Pennsylvania law has a little known provision which provides that any person who fails within 60 days to satisfy a judgment arising out of a motor vehicle accident can have his operating privilege suspended until the judgment is satisfied. The Vehicle Code allows the injured party to forward to the Department of Transportation a certified copy of the judgment; upon receipt, the Department suspends the operating privilege of the operator who caused the damage.
In order to get the license suspension lifted, the judgment debtor must either show proof of financial responsibility (insurance) sufficient to cover the judgment or must provide evidence that the judgment has actually been paid.

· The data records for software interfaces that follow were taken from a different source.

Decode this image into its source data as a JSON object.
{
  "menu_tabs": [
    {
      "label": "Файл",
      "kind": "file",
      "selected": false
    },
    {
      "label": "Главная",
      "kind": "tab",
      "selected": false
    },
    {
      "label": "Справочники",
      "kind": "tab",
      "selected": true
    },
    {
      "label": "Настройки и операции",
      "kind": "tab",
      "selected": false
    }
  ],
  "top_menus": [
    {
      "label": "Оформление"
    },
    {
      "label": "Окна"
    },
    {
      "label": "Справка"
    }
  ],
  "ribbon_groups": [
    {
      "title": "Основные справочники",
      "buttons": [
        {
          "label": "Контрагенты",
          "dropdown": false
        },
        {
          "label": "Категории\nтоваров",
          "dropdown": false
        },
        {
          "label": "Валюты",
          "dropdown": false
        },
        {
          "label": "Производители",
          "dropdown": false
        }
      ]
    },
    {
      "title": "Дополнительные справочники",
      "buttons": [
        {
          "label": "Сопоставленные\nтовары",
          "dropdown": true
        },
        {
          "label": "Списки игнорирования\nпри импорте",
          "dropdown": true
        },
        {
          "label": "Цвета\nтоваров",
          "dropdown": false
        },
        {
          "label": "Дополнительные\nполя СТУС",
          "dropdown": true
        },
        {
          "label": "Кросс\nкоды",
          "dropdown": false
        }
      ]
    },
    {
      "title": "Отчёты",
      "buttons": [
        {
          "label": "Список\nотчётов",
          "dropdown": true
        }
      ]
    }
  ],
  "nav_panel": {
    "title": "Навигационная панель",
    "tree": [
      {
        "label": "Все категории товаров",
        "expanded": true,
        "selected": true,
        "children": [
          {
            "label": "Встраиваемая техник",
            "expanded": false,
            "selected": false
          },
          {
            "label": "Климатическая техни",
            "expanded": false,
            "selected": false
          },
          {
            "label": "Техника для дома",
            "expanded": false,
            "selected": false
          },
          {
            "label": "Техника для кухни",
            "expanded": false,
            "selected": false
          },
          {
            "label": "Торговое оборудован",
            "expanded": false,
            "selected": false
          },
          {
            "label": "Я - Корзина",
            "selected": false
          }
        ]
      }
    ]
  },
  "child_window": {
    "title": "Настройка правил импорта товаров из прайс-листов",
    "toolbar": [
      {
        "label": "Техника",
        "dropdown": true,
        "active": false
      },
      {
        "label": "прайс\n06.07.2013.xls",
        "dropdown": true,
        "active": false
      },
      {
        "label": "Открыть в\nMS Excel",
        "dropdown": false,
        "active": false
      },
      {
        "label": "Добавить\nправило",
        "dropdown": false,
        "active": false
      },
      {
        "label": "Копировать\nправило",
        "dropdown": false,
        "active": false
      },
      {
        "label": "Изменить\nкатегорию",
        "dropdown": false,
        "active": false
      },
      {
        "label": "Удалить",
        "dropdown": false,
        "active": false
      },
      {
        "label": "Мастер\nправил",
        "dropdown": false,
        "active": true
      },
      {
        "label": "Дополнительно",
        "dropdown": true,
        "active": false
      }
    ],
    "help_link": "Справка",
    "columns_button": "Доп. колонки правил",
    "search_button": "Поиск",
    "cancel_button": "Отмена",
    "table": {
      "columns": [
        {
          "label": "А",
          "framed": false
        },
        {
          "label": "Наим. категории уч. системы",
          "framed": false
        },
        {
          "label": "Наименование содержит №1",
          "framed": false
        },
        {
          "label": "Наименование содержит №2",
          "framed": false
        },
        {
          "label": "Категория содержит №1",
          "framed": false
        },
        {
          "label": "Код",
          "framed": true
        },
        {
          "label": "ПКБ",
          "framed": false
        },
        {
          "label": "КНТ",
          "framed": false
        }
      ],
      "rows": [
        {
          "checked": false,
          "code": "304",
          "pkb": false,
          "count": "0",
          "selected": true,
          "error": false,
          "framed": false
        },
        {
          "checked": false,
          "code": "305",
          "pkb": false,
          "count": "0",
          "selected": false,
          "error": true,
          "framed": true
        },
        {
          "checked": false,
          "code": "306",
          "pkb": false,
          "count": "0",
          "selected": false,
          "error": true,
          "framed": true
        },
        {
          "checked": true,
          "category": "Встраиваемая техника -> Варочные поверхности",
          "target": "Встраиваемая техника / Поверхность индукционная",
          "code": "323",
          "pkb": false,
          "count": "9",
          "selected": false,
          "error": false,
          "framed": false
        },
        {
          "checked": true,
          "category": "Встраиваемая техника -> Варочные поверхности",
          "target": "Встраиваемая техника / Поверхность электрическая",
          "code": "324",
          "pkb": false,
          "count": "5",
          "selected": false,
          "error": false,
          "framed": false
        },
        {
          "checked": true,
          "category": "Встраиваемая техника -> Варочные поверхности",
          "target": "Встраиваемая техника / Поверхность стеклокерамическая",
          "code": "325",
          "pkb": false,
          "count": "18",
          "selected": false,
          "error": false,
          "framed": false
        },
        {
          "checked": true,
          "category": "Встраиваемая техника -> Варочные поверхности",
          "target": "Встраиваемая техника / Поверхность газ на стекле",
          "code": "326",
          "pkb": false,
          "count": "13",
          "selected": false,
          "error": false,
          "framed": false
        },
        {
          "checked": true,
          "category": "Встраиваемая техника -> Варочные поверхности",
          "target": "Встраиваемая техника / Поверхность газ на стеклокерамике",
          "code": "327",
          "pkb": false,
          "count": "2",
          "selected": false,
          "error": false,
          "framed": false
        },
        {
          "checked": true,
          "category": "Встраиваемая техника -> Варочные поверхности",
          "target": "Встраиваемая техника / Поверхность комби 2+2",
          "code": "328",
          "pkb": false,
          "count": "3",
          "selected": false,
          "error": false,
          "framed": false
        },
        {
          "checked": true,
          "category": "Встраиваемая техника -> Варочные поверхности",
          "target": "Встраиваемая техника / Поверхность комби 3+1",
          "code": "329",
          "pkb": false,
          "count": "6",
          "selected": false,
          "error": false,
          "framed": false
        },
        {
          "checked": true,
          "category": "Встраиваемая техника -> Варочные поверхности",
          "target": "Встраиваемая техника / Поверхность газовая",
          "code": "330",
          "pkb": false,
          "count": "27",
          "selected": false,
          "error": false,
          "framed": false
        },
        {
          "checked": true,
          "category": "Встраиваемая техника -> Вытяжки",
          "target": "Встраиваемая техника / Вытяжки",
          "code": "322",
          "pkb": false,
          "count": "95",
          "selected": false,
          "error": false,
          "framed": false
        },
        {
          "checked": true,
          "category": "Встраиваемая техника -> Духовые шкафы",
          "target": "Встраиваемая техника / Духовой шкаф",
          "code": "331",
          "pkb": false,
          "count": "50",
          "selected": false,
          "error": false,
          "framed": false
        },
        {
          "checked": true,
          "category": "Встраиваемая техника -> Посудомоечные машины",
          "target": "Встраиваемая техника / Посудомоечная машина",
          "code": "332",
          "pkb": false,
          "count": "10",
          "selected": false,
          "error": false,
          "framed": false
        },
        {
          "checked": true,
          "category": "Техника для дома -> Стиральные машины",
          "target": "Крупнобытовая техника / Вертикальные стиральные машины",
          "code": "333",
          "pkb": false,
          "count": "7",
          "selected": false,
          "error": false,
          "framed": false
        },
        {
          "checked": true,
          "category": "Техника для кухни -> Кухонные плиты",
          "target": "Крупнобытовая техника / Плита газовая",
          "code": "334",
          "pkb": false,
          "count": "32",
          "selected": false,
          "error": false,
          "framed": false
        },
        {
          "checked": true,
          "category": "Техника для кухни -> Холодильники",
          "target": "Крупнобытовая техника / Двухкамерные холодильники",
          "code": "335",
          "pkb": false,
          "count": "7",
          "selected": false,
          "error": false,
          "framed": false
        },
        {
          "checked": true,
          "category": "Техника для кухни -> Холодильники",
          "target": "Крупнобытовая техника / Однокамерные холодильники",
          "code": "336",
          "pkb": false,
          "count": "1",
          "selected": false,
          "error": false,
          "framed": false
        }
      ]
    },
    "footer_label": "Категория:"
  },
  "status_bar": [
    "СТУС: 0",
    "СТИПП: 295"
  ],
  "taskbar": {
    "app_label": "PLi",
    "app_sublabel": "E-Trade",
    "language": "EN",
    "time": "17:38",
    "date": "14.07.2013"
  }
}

There is a limit, however, to the amount required to be paid by the judgment debtor. For an injury to one person arising out of one accident the entire judgment must be satisfied up to a maximum of $15,000; in the case of injuries to multiple persons, the entire judgment must be satisfied up to a maximum of $30,000; in the case of property damage, the entire judgment must be satisfied up to a maximum of $5,000. These maximums correspond to the minimum insurance limits required for motor vehicle insurance in Pennsylvania.
In cases of hardship, the judgment debtor can apply to the court for the privilege of paying the judgment in installments; so long as the installments are paid in a timely fashion the suspension is lifted subject to reinstatement in the event of default in payment.
It is worth noting that in smaller cases, the license suspension penalty remains a strong motivator to force the negligent driver to pay for the damages caused by his or her negligence. The suspension procedure comes into play most commonly in cases where drivers fail to maintain required insurance. It can also apply to judgments arising out of small accidents where an insurance claim is not submitted.
– Kevin Palmer